San Francisco as the 1970s were dawning: Outrageousness was the buzzword, sex was there for the asking, drugs were the fuel of choice, and nobody, it seemed, regarded hedonism as a bad thing.
Thankfully, you didn't have to be there to appreciate what went on. The Cockettes makes sure of that.
Arising from the city's post-Summer of Love anarchy, the Cockettes were the result of what happens when you throw sexuality, morality, accountability and maybe a few other -itys in the blender, a performance troupe for whom mayhem was a goal and exhibitionism the way to achieve it. These guys (and girls too, although not all the Cockettes welcomed an actual female presence) made David Bowie's Ziggy Stardust persona look like a Boy Scout.
"They practiced complete sexual anarchy," says John Waters, an early fan and kindred spirit, "which is always a wonderful thing.

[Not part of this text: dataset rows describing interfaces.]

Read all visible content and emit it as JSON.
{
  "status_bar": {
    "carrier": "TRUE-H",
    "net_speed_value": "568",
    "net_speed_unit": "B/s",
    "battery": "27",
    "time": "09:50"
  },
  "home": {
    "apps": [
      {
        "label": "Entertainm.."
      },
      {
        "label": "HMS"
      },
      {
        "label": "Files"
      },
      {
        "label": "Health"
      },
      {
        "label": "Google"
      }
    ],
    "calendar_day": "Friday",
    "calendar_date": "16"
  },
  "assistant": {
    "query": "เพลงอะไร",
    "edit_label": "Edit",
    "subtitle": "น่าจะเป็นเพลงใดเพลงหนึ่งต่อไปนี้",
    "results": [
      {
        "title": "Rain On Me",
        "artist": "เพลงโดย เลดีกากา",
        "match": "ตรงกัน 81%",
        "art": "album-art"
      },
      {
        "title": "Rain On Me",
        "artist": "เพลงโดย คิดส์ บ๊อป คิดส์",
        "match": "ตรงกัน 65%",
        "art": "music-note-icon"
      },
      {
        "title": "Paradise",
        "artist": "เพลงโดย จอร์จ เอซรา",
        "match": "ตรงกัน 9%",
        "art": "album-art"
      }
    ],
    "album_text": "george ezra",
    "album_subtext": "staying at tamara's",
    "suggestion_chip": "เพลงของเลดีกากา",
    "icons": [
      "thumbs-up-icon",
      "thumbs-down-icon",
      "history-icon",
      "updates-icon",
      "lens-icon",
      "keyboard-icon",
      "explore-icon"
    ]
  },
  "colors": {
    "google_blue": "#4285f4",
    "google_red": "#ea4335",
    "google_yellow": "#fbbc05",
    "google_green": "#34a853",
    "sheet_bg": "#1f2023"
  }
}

"They were a bunch of hippie, acid-freaked drag queens," he adds during one of several on-camera interviews. "That was really new for the time. It still would be new."
Started by an adrenalized free spirit who started life as a New Yorker named George Harris before rechristening himself as Hibiscus, the group began life in 1969 as a warm-up act for a midnight underground film series at Frisco's Palace Theater. By the time they disbanded - or, more accurately, imploded - three years later, the Cockettes had taken their act to the Big Apple, been roundly panned and continued to not care a lick about what anyone said, so long as a good time was being had by them all.
First-time documentary filmmakers Bill Weber and David Weissman have come up with a film that pays tribute to this band of performance-art pranksters - their high-water mark was a film in which they acted out their own version of Tricia Nixon's 1971 wedding - by both capturing their unquellable spirit and memorializing a time and place so far removed from today as to seem almost otherworldly. The Cockettes is a grand place to visit, even for those who wouldn't want to live there.
Directed by Bill Weber and David Weissman
Released by Strand Releasing
Rating Unrated (language, nudity, drug use, pervasive outrageousness)
Time 98 minutes
Sun score ***1/2